In modern parenting, parents often think about how to meet their child’s emotional needs. But how often do we consider our emotional needs as adults or whether our core emotional needs were met sufficiently by our caretakers when we were children?
Many of us may not even be in contact with what our core emotional needs are, having developed extreme self-sufficiency or because it’s hard to know what we’re missing if we’ve never had it. You may even feel like you are needy when you come into contact with your emotional needs or don’t deserve to have your needs met.
Most of the clients I see have patterns that play out in relationships or contribute to current mental health symptoms that relate to not having their core emotional needs met as children. This can occur even if you received well-intentioned parenting not just as a result of abuse or neglect. When our needs are not met we form unhelpful core beliefs (also known as schemas) about ourself. In certain situations. these schemas activate and feel painful. To learn more about these schemas, I have written about all of the early madalaptive schemas here
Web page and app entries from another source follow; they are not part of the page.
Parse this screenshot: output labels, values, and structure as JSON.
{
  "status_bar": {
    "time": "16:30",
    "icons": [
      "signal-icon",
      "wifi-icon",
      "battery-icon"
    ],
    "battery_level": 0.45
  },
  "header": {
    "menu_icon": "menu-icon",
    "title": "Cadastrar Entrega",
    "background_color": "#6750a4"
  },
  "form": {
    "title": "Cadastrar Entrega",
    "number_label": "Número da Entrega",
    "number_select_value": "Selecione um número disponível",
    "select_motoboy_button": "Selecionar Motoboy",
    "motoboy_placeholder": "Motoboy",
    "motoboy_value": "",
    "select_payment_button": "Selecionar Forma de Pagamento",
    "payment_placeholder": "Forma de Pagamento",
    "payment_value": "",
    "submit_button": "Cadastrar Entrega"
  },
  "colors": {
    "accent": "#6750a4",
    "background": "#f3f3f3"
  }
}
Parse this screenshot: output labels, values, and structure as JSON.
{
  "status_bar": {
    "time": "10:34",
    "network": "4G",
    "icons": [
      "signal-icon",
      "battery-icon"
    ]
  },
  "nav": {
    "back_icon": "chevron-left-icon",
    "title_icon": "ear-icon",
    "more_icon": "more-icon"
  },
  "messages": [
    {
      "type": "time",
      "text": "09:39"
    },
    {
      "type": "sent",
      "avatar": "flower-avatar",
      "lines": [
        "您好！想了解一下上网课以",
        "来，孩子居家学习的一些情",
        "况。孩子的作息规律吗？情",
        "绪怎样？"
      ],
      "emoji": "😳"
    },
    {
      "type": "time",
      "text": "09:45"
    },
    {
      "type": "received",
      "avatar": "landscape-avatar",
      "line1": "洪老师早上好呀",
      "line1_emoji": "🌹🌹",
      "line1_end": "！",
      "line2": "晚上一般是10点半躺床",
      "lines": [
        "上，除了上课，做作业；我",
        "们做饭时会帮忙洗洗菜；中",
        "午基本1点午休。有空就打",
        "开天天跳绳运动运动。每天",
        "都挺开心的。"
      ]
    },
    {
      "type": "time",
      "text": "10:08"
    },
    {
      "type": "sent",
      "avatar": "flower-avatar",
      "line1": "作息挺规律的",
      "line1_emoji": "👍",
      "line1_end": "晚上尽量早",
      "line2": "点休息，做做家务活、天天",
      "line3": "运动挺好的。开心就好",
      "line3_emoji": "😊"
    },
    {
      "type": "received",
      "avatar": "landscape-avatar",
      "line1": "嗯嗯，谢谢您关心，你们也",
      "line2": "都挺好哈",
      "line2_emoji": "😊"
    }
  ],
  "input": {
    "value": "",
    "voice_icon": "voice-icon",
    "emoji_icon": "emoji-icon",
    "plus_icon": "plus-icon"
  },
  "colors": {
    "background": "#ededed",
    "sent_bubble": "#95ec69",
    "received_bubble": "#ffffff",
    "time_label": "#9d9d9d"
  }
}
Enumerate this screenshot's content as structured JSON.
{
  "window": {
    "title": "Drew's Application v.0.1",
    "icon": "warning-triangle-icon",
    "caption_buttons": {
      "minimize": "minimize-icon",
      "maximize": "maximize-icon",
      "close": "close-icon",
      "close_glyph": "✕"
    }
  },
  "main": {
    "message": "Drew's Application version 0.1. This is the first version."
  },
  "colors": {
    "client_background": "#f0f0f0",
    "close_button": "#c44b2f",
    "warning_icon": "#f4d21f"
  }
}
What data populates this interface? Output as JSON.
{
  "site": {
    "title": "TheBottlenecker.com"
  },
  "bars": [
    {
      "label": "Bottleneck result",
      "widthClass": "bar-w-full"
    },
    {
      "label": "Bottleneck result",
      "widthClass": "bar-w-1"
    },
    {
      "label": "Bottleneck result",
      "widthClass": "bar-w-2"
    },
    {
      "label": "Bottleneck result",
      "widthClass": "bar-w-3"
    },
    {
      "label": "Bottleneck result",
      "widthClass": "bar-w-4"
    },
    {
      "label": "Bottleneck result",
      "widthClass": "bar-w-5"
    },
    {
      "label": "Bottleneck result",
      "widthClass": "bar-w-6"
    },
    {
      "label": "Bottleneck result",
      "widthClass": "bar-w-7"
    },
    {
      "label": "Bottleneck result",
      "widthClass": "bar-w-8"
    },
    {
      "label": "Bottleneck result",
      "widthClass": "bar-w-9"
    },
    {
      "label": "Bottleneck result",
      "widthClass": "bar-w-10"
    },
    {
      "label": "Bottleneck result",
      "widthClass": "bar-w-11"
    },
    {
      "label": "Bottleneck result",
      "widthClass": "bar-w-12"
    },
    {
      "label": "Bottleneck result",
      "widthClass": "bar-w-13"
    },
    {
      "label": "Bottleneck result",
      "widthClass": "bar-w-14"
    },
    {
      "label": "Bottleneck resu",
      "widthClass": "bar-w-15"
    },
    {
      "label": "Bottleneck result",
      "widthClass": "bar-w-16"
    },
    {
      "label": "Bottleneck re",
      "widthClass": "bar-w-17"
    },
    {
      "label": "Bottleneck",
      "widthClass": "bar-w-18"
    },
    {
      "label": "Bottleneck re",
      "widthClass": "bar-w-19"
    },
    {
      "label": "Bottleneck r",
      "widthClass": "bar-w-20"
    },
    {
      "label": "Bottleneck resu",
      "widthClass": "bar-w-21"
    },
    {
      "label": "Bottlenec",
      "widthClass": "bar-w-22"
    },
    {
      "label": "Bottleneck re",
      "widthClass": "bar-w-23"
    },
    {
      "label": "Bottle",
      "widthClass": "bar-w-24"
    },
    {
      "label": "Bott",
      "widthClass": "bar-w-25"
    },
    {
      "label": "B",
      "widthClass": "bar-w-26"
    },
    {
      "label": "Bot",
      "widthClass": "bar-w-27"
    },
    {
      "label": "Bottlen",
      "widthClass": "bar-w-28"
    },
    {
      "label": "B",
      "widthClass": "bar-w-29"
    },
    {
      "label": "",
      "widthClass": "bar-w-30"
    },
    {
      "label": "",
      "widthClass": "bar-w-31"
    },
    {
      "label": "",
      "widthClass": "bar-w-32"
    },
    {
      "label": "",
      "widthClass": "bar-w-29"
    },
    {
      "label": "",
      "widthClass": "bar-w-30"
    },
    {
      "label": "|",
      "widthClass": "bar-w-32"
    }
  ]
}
In this post, I will be discussing the core emotional needs of childhood as outlined in schema therapy. All children have the same core needs to develop healthily. We never grow out of these needs and continue to have emotional needs as adults. To continue reading this post click here